Captain Dariyus Overbejn was not looking at the Ocean in the daytime, however, nor was he looking at her from pearly white sands of the shore, and the cascading waves of the Ocean to him reflected something altogether different:
Trouble, of the most fantastic kind.
Shadows flashed around his ship both above and below, fore and aft, and the deck crew struggled to identify and track each one in the glow of the moonlight.
“Black drifter, 50 metres off the starboard bow, sir, about 100 metres below the cloudline”
“Sir, a school of razorgill is tailing us 30 metres back, sir. That means at least one okano 40 metres to our stern.”
“I count 14 skimmers circling us about 200 metres up, captain”
Captain Overbejn, a 3rd-generation captain of Her Majesty’s Oceanic Guard, absorbed and processed the information of his ship’s uninvited travel companions without registering any outward emotion. He stared straight out at the wind-whipped peaks of onyx water that tossed his ship to and fro, calculating how much further they had to travel before reaching the island.
“300 leagues to travel, and you need to be there yesterday”. The words of Fleet Admiral Zoriar overtook the sound of crashing waves in the captain’s mind. “You must see to it that Observator Beta arrives safely, and in time to broker a peaceful resolution to the conflict”. The admiral’s command was filled with the forceful authority that comes with giving orders for the better part of 25 years. But this time was different, Captain Overbejn thought as the silhouette of an okano, roughly 20 metres long from its head to its dorsal fin, passed under the front of the ship.
The admiral’s command had a subtle tone of unsurety about it this time, though. Most ears would not have caught the difference in tone or what it meant, but Captain Overbejn had been in Admiral Zoriar’s graces, good and otherwise, more than any three other men in the Oceanic Guard combined, and he could read Zoriar better than even the old man ever would have guessed.
“Six more black drifters off the port side, captain!”

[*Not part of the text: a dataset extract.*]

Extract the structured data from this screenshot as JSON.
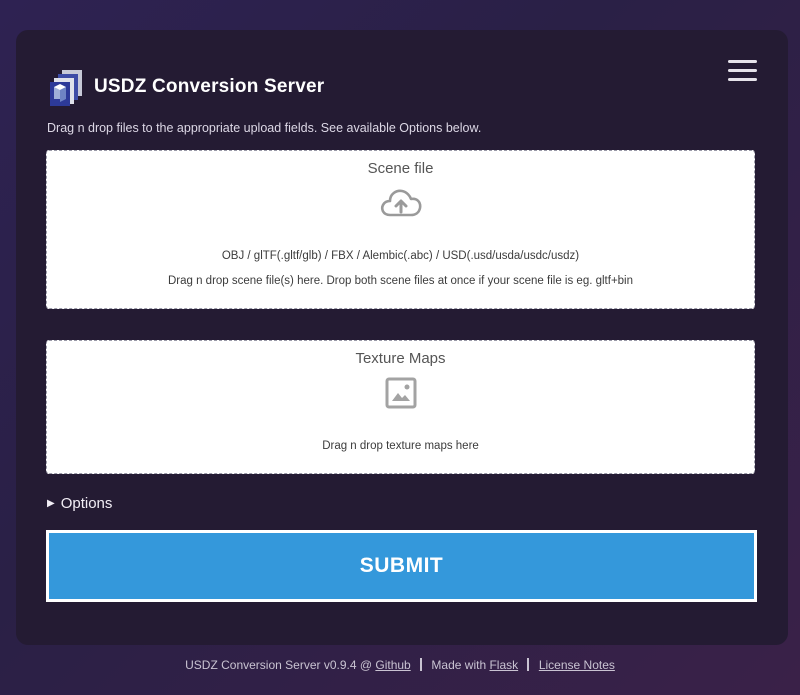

“And now we’ve sailed right into the middle of a bloody skirmish of bloody swimmers and bloody sky hawks”, the captain thought sourly.
A sharp clacking sounds alerted to captain to the presence of the Observator, who had left his cabin and made his way aft to where the captain was standing.

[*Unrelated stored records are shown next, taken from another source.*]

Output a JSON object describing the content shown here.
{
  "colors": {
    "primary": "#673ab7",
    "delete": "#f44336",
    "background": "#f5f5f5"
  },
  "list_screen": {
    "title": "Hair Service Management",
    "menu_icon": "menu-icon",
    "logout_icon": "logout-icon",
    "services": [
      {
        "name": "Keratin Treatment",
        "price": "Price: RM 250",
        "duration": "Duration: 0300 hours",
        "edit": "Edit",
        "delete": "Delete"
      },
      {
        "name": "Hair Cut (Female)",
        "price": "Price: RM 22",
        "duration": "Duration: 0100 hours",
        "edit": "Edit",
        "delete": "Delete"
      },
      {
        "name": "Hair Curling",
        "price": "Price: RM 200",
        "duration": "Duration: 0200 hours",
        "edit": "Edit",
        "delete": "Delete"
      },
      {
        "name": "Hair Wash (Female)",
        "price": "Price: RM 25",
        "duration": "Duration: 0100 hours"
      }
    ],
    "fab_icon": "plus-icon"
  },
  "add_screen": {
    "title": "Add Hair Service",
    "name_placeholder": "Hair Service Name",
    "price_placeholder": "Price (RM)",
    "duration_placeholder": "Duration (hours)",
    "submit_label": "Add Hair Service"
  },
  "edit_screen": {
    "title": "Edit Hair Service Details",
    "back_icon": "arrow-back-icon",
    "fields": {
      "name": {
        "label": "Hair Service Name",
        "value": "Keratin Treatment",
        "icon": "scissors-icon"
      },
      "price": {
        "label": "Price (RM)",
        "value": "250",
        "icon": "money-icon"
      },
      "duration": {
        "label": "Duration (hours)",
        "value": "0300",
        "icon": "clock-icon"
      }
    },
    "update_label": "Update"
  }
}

“Observator, you should return to your cabin. The deck of a ship is seldom safe in waves such as these, even less so at night”, Captain Overbejn suggested politely to his (political) superior.
“I heard the crew shouting, captain. I’ve heard them shouting for some time now, which has made sleep a rather diifficult commodity to come by. I thought that, seeing how everyone else is up here making noise, I might come and join in. Maybe with my help, there’ll soon be nothing to shout about and I may retire peacefully.”

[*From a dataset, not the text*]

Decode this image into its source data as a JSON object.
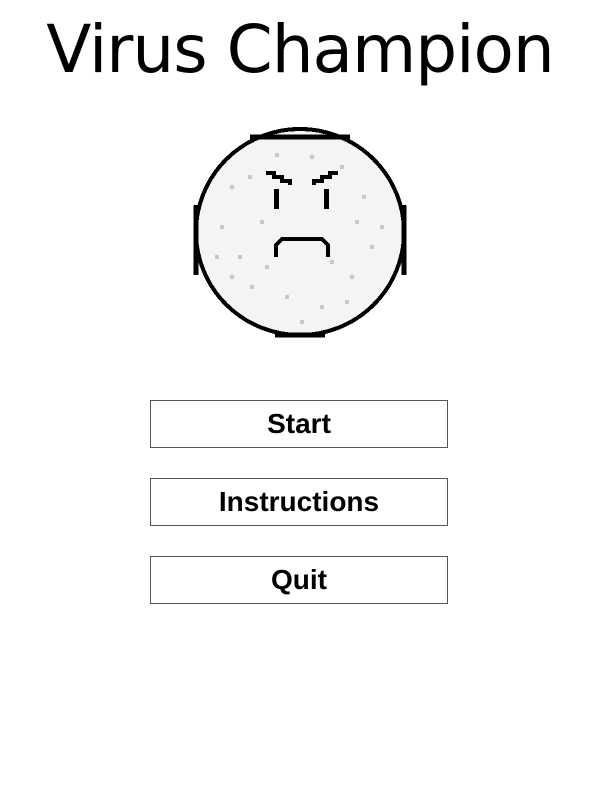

The captain quite literally bit his tongue at the remark and examined the Observator for the first time since the ship departed several days prior. In the daytime, the traditional Observator garb stood out against the work-worn rags most of his crew wore like an azure-breasted ice-swooper flying amongst common gulls. In the evening, however, the Observator resembled more a shadow than anything one might consider a physical form. His black velvet nightgown seemed to swallow the moonlight as the deep pockets did his hands, and the silver-threaded ornamentation of his Order was the only thing that lent shape to the diplomat.